obesity is present, a calorie restricted diet is prescribed. Conservative management focuses on the use of cartilage protectants (glucosamine/chondroitin and fatty acid therapy), pain medications, such as non steroidal antiinflammatories, and occasional use of narcotics for advanced pain. Most pet food companies currently provide a joint formula which contains many cartilage friendly products. Activity is limited to leash walking or swimming as some type of low impact exercise is definitely encouraged. We encourage owners to avoid jumping activities, and any exercise that requires the stopping, planting, and turning activities seen while chasing balls, agility drills, etc. Consultation with a physical therapist may also be considered if response to therapy is slow. Ununited anconeal processes are still treated with an open approach and surgical removal of the loose fragment; however the remaining disorders are treated arthroscopically. Bilateral arthroscopic procedures can be performed concurrently to minimize patient morbidity and owner expense. The goals of elbow arthroscopy are to determine the extent of articular cartilage damage, identify the lesion (FCP, OCD flap), and remove any loose or diseased bone/cartilage fragments. Most often, two small portals are created for placement of the arthroscope and hand instruments. Visualization of the joint is greatly enhanced using a fiber optic arthroscope. The scope provides magnification of the articular structures, along with enhanced lighting of the field of view. Diseased bone fragments are removed a variety of ways, including a powered shaver, small curettes, or small grasping instruments. Arthroscopy is also able to provide an accurate indicator of long term prognosis following surgery, based upon the degree and extent of articular cartilage damage. Often times, the loose fragment of bone within the joint can cause a large degree of full thickness cartilage damage along the adjacent humeral condyle. Once the protective cartilage layer has been worn away, the nerve endings located within the bone become exposed, and pain ensues. In patients with a large degree of cartilage loss, prognosis for improved comfort after the surgery is guarded. Long term medical management is recommended. If we can safely remove the fragmented coronoid process or OCD flap, and if the cartilage damage is minimal, then prognosis for improved comfort after surgery is good. In cases where we do not find any loose bone or cartilage fragments, then we are left with a diagnosis of primary incongruency. Unfortunately, there is no definitive treatment for incongruency of the elbow. Corrective osteotomies of the ulna have been performed in an attempt to smooth the articular surface but results have been unpredictable. The abnormal wear and tear that occurs with incongruency between the humerus, ulna and radius is not easily modified, and degeneration of the joint slowly progresses with time. If incongruency is found, roughened and abnormal areas of the cartilage can be addressed with the scope.
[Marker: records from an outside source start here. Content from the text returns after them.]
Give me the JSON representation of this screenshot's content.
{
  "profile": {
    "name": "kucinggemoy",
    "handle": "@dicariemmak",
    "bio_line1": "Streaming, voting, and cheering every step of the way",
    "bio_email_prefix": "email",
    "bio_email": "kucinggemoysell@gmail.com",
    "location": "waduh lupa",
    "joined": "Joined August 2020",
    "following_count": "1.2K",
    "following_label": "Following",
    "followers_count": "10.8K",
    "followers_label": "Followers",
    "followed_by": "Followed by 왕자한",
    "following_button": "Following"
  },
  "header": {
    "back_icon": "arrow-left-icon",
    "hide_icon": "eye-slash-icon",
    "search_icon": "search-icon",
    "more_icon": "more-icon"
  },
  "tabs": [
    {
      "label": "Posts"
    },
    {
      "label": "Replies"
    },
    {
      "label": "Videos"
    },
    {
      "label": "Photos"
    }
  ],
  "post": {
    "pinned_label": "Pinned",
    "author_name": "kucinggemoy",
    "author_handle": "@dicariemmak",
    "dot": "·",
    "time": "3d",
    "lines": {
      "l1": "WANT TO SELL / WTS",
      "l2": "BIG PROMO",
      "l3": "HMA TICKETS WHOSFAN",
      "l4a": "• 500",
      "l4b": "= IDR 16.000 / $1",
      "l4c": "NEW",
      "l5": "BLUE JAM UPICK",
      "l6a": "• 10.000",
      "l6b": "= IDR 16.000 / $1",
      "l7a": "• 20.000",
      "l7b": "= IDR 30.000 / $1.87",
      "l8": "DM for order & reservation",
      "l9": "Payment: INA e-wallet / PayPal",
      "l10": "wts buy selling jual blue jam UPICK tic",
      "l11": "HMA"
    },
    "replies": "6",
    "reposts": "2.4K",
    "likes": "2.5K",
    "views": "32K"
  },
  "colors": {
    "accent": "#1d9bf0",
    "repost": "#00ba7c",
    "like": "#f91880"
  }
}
The scoping procedure is useful in these cases in that it does provide an accurate diagnosis and prognosis for the owner.
The take home message for owners of dogs with elbow dysplasia is that arthroscopy can benefit a large percentage of these patients. However, we emphasize to the owners that scoping is not a cure all, and continued medical management is necessary for the majority of the patients for the remainder of their lifetime.
View this article in our Cutting Edge, Winter 2006.1.